The invention will now be described in detail by means of some examples. Efficient noble metal catalyst for methanol electrodes can be produced by means of so called microemulsion technique. A typical such electrode according to the present state of art is manufactured in the following way: 516 g normal-hexan and 60 g of a surface active agent, Berol 50, were mixed well in a Braun-mixer. Thereafter two portions of distilled water of 12 ml were added during agitation at a high velocity. 12,5 ml dinitrodiamine platinum (II}-salt solution and 9.5 ruthenium nitrosylnitrate salt solution were added with vigorous agitation. The pH has adjusted to pH 5-6 with Na-oktylate. The noble metal was out-reduced by means of hydrazin hydroxide. 10 g Shawnigan carbon was added after 15 minutes, the mixture was stirred during 2 minutes. The carbon was precipitated after 10 minutes with 10 ml tetrahydrofuran. After wash and drying 5 % polytetrafluorethylene was added as a dispersion. After drying at 40° C. and sintering at 320° C. during 30 minutes 1.5 g PbO was mixed into the mass which was rolled on a carbon paper.

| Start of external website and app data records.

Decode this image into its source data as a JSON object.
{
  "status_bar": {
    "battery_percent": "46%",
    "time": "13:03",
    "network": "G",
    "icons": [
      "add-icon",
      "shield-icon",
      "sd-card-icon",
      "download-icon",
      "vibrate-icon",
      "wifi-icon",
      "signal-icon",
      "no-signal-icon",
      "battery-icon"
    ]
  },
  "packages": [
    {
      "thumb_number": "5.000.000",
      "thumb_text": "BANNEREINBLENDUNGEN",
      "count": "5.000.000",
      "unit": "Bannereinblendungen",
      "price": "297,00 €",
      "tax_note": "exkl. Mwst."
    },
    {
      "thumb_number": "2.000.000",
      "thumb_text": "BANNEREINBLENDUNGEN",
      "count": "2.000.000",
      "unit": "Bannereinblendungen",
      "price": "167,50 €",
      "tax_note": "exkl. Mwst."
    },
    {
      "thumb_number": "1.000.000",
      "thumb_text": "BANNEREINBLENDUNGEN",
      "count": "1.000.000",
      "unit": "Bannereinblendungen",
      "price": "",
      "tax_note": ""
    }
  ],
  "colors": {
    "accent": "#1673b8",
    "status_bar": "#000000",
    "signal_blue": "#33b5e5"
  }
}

The lead addition can be incorporated in such an electrode in different ways. One may use the technique which is developed for the manufacture of commercial lead acid batteries. After all one may visualize the fuel cell anode according to the invention as a physical mixture of a conventional fuel cell anode and the electrode material for a conventional negative lead electrode. A simple method is just to mix in lead oxide powder of battery quality as in this example. However, one may also use other lead compounds like PbS04, PbS, metallic lead powder etc. After a short time in the cell environment these lead compounds show the same activity as the lead oxide in the present example.

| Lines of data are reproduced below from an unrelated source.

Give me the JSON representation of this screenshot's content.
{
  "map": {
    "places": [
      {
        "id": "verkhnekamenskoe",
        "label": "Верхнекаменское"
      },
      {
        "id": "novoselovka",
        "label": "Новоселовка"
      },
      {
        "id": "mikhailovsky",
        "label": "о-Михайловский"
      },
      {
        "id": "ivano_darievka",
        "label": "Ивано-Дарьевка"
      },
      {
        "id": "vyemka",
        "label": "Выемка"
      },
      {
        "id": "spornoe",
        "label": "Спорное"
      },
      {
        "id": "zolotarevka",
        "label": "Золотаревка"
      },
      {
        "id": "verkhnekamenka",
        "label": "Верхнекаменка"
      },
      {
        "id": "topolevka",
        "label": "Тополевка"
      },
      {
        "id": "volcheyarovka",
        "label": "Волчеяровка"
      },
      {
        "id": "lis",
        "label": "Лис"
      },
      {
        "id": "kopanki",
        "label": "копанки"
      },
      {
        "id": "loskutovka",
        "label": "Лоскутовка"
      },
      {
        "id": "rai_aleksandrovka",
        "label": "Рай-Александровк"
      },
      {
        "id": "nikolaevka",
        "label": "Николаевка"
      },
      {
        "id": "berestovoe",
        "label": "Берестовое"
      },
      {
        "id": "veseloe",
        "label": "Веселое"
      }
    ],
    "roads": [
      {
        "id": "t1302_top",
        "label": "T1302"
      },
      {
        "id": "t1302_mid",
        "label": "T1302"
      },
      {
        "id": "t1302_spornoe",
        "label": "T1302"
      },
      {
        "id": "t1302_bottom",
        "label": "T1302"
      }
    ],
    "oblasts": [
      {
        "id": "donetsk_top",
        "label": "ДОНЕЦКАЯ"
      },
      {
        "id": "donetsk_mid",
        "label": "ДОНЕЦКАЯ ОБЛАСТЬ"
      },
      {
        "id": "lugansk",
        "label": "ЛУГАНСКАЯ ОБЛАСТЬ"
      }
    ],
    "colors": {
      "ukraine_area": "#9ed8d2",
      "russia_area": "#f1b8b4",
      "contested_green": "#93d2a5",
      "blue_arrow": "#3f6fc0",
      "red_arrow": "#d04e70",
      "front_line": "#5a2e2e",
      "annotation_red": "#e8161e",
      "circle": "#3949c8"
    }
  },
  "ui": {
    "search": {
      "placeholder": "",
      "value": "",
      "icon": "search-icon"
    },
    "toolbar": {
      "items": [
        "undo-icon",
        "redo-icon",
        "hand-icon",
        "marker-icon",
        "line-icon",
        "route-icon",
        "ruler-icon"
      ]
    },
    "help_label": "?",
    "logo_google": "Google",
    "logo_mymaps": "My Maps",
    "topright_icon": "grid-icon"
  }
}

FIG. 1 shows a voltage current curve for different methanol electrodes against a reference electrode in 4-M sulphuric acid with an addition of 1-M methanol. The electrode with 0.7 mg Pb/cm2 gives a good initial activity but is loosing the activity after 1 week. 1 mg Pb/cm2 gives a lasting action as higher quantities do.
The key to the technical effect of the invention is thus the comparatively large quantity of added lead compound. Here a level around 1 mg Pb/cm2 has been indicated with reference to FIG. 1 as the region where the technical effect of the invention is fully developed. A technical effect comparable to the effect of adatoms is apparently also observed somewhat below this level. This effect, however, is lost after comparatively short time and is therefore of no value for practical application. The reduction can to some extent be caused by the fact that PbSO4 has a certain solubility in the electrolyte at this temperature. This solubility does not, however, influence effects of adatoms or lead present in the alloy form.
Lead is a cheap material and it is therefore possible to work in the practice with comparatively large quantities at the level of 5-10 mg Pb/cm2 or above. For comparison it can be mentioned that the lead quantities used as adatoms or alloy components can be calculated to concentrations on the level 0.1-0.3 mg Pb/cm2.
Most of these experiments have been carried out with fuel cell anodes for methanol as described above. It has, however, been found that a similar technical effect is also obtained with other systems for instance fuel cell anodes for hydrogen in cells with phosphoric acid as electrolyte or fuel cell anodes for reformed natural gas with carbon monoxide in acid electrolyte.